"Two Birds", (M)orning's lead-out instrumental track, was a pleasant surprise, playing off the strengths of "Boomerang", but becoming an interesting track in its own right. "Falling Into You", on the other hand, is totally unrelated to "The Cure", plus it manages to be wholly cliche and uninspiring at the same time. "Communication" is miles behind "The Fisherman Song", which is especially disheartening, because I hailed "Fisherman" as salvation for Mae: a promising new direction that incorporated the earlier style and emotion while managing to be something completely different. "Communication" falls flat by (again, inevitable) comparison: the narrative is nowhere near as compelling, the instrumentation less passionate, the message less exultant. "The Fight Song" is a regrettable example of why Mae should not play around with distortion and free-from guitar soloing.

But my biggest gripe with (A)fternoon is a series of just four notes. That may seem petty and insignificant, but it's a complaint that's been brewing ever since Singularity. It's unfair to pick on "Over & Over" by itself for this gripe, but it shows up most insistently and dramatically on "Over & Over", so I have little choice. It's a musical issue, so the less-exposed to music theory may be less bothered by it than I.

Get to a keyboard, and try this out. (Feel free to click the "notes" and "sharps/flats" buttons if you like--I certainly had to.) Play the following sequence of notes: B flat-A flat-G-F. It should feel like it's resolving melodically, because it is: it's the bottom half of the descending F-minor scale. Mae starts "Over & Over" using this motif in the chorus, and it sounds fine. Actually, it sounds pretty cool, especially with the chords that's being played on top of. (I don't know quite enough music theory to recognize those chords by sound!)

Now, try this. Play the sequence B flat-A flat-G-A; that is, use the same first three notes, but change the fourth to an A. It sounds odd, right? That's because it's really nothing other than an awkward way to change from major to minor tonality. There are probably dozens of ways to do this that other musicians have thought of. Picardy is an especially famous one. Mae's method--which, I assure you, did not start with "Over & Over"--is probably the clumsiest that I've ever heard.
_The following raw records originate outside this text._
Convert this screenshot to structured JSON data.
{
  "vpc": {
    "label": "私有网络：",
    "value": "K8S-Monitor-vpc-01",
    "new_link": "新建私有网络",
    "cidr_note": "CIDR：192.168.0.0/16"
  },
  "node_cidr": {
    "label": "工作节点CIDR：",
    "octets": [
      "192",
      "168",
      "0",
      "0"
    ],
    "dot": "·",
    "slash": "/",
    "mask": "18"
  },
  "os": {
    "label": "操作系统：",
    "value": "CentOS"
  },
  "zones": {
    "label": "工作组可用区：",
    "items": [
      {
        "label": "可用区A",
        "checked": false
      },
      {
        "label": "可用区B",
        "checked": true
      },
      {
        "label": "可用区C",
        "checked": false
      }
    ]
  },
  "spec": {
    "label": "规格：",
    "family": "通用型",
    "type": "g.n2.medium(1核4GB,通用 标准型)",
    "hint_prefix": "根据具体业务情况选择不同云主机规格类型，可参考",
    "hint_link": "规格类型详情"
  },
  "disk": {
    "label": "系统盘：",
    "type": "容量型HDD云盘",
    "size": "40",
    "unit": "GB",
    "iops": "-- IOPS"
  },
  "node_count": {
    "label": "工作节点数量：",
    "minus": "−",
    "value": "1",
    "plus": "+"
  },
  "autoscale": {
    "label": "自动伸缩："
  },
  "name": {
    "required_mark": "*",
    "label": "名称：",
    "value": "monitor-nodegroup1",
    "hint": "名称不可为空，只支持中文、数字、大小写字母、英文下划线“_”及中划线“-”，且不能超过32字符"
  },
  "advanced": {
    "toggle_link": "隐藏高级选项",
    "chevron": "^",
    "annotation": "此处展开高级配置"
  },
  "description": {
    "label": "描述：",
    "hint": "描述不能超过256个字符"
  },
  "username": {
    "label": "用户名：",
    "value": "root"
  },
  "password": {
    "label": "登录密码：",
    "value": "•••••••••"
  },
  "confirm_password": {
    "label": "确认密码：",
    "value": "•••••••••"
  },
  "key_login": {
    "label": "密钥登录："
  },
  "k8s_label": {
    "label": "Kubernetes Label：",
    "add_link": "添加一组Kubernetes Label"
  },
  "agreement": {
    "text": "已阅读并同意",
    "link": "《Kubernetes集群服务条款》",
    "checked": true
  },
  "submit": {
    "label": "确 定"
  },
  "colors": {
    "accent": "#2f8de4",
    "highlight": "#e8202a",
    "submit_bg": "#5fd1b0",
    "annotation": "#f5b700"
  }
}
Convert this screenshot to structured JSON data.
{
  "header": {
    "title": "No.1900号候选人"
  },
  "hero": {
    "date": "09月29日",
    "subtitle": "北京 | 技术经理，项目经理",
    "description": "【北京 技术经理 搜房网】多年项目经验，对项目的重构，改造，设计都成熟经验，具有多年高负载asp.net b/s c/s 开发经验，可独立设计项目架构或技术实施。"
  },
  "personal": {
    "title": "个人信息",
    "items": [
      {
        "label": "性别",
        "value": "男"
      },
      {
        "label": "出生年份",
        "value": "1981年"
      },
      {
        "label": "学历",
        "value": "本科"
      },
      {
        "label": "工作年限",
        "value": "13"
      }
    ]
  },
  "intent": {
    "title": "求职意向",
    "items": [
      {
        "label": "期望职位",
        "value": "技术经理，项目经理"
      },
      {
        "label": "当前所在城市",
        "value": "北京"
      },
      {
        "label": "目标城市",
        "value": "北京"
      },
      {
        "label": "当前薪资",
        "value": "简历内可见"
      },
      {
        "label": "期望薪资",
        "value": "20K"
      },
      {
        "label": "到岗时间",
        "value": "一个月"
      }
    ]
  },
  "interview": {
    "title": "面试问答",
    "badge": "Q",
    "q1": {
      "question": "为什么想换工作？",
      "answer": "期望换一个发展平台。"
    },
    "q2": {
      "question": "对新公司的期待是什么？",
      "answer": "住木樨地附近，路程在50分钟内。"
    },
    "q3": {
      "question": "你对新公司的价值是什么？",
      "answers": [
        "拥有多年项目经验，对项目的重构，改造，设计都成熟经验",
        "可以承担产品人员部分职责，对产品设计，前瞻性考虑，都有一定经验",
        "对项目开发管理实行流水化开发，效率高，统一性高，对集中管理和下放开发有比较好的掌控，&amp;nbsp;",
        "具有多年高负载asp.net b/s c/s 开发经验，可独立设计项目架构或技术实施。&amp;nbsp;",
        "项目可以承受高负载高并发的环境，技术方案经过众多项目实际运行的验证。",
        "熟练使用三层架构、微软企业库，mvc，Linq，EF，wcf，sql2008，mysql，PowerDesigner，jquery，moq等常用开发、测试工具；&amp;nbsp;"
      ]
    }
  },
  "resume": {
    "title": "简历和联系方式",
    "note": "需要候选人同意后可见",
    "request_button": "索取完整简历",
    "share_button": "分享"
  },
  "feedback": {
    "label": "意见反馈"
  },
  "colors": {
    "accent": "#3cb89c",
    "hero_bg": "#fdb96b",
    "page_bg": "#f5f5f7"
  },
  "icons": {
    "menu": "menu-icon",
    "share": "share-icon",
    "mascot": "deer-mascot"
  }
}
Does one bizarre musical miscue derail Mae's entire career? It does derail "Over & Over"--which, again, started as a pretty good song--and we all know the adage about losing the war for want of a nail. But no, B flat-A flat-G-A does not spell the end for Mae by itself, especially not with the other weaknesses that plague (A)fternoon. It does, however, represent the Singularity-style pitfalls that the (E)vening EP must desperately avoid if Mae wants this "temporal EP" experiment to represent a positive future for the band.

I'll eagerly await early next year, which is when I assume (E)vening will be released. I'll hold out hope that the temporal EP's follow the trilogy curse, and that the middle volume will turn out to be by far the weakest. (Imagine reading The Lord of the Rings and stopping at The Two Towers, or worse yet, reading The Two Towers by itself.) Until then, though, your best bet for 2009-era Mae is by far (M)orning.

Currently listening: "Child's Prayer", Chicago, from the Christmas album

1 comment:

Alli Quattlebaum said...

hey. the reason (a)fternoon is so similar to (m)orning is because of mae's style. they tell stories with their music. it's all interconnected. the same chord progressions and melodies. for a reason. think about it before you judge it. personally, i appreciate "communication's" sound, i believe that they were going for something quite different than "the fisherman song" to set it apart, yet keep similarities in lyrics and allusions. same goes for the fact that "the cure" does not have anything to do with "falling into you." it separates (a)fternoon from (m)orning, however subtly.